STEPS, 15 songs only one musical instrument.
You can find it at minute 1:40 of “Just Kidding”, the first track. A piano plays just a few seconds, a soft, tip-toe accompaniment. And that’s it.
No guitars, no drums, no keyboards, nothing but voices. But unquestionably you will not miss any traditional instrument, as those five voices are everything but traditional: Cluster’s sound is something fresh, original, astonishing, and yet enjoyable by everyone. We can say it is a melting pot in many different ways.

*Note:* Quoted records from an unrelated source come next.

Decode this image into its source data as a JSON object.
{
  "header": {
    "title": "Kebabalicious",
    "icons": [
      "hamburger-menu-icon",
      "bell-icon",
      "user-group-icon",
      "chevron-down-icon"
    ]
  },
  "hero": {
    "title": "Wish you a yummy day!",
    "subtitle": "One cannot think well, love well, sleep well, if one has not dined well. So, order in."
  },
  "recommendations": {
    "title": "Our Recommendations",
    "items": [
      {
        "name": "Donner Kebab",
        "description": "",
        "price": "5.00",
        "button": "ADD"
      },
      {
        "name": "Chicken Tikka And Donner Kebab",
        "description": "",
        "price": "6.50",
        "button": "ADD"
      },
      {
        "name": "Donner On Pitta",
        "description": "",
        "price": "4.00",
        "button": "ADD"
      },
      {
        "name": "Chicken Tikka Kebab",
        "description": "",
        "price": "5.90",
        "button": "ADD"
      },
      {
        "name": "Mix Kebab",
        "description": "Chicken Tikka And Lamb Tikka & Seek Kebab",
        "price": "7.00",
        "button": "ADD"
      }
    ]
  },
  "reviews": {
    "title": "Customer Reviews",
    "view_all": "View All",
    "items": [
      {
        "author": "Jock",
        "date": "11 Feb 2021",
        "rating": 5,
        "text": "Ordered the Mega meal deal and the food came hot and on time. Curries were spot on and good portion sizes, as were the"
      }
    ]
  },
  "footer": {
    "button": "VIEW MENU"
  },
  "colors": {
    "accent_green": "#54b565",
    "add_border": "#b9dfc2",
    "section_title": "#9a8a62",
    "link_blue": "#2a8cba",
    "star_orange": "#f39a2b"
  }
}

Steps is their first album published with E8 Records. It is probably their best LP ever: Cement’s first track was the beautiful Giant Steps, and “giant steps” is definitely what they did both in their amazing vocal techniques than in the refinement of the arrangements.
The first song is Just Kidding, by Michel Camilo, Dominican pianist and composer who worked with Chick Corea, Herbie Hancock, Tito Puente and George Benson. As we said at the beginning, after this first track you can forget instruments and everything you know about accompaniments, and let yourself discover a whole new grammar – a whole new vocabulary – in the music language.

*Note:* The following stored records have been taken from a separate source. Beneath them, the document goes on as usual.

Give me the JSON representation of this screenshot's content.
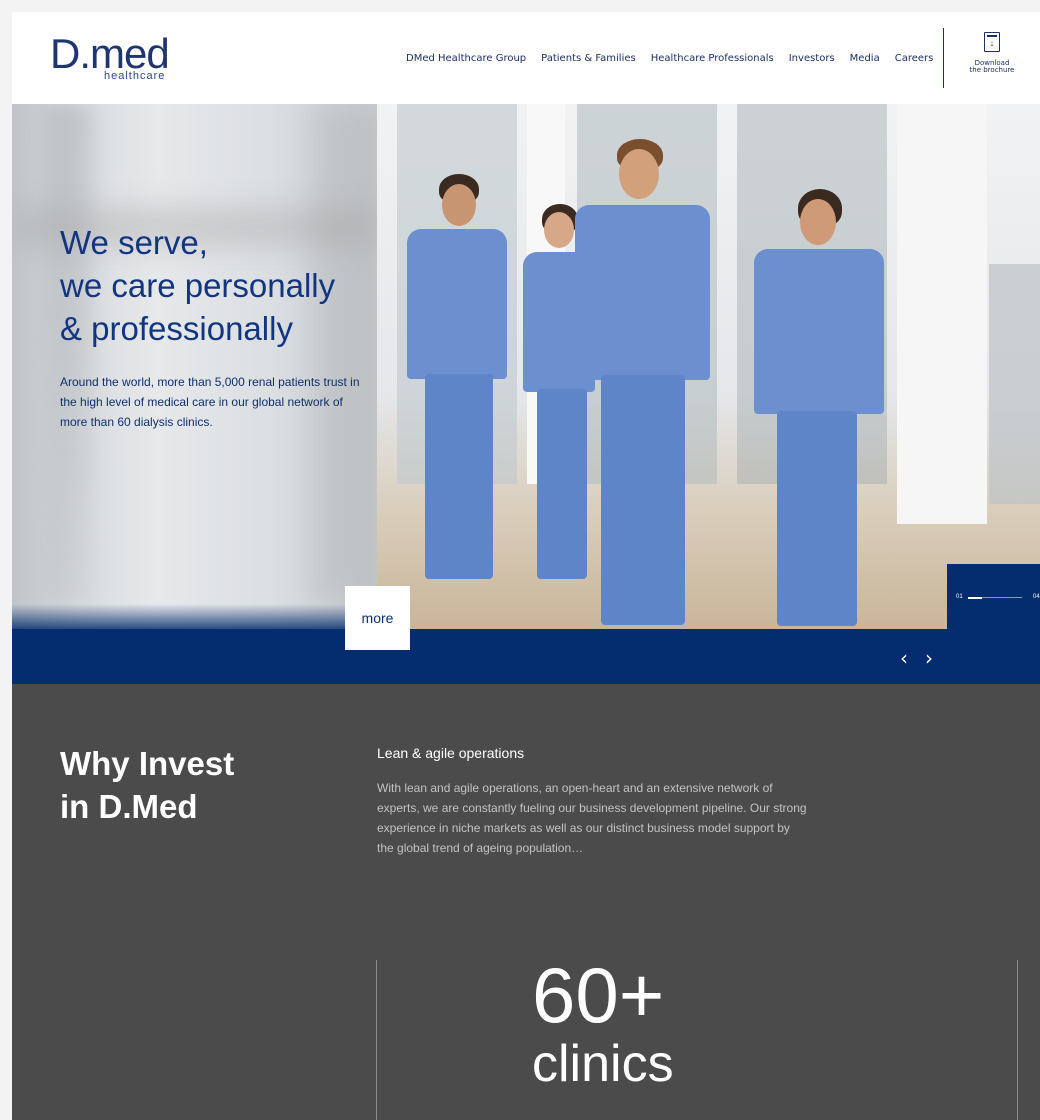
{
  "logo": {
    "main": "D.med",
    "sub": "healthcare"
  },
  "nav": {
    "items": [
      "DMed Healthcare Group",
      "Patients & Families",
      "Healthcare Professionals",
      "Investors",
      "Media",
      "Careers"
    ],
    "brochure_label_1": "Download",
    "brochure_label_2": "the brochure",
    "brochure_icon": "download-icon"
  },
  "hero": {
    "title_lines": [
      "We serve,",
      "we care personally",
      "& professionally"
    ],
    "text": "Around the world, more than 5,000 renal patients trust in the high level of medical care in our global network of more than 60 dialysis clinics.",
    "more_label": "more",
    "slide_current": "01",
    "slide_total": "04",
    "prev_arrow": "‹",
    "next_arrow": "›",
    "colors": {
      "accent": "#032d6e",
      "title": "#123580"
    }
  },
  "invest": {
    "title_lines": [
      "Why Invest",
      "in D.Med"
    ],
    "heading": "Lean & agile operations",
    "text": "With lean and agile operations, an open-heart and an extensive network of experts, we are constantly fueling our business development pipeline. Our strong experience in niche markets as well as our distinct business model support by the global trend of ageing population…",
    "stat": {
      "value": "60+",
      "label": "clinics"
    }
  }
}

Just Kidding is followed by Steps, first of the six unpublished songs written by the group: Could it be, the delicate Simple Words, Fake, Unthought and 224 (the lyric of this last one are the beautiful verses of the homonymous poem by Emily Dickinson).
The other covers are all quality choices: Mi sono innamorato di te was written by the late lamented Italian songwriter Luigi Tenco. Cluster’s version is tight and emotional, and made precious by a breath-taking vocal sax. One Note Samba (Antonio Carlos Jobim) is surprising and innovative. I Wish (Stevie Wonder) is bright and powerful, and it is one of the songs which granted Cluster’s success as X Factor competitors. Spain (Chick Corea) sounds fresh, brilliant and syncopated. Love of my Life (Queen) and Hallelujah (Jeff Buckley) are probably the most touching songs of the LP, while Comencar de novo (The Island) previously performed by Barbra Streisand, sung in Portuguese, surprises us with a smooth, romantic atmosphere. The sweet Time after Time (Cindy Lauper) and a ghost track we won’t reveal are the last songs of the album.
15 songs. Only one imperfection: too brief.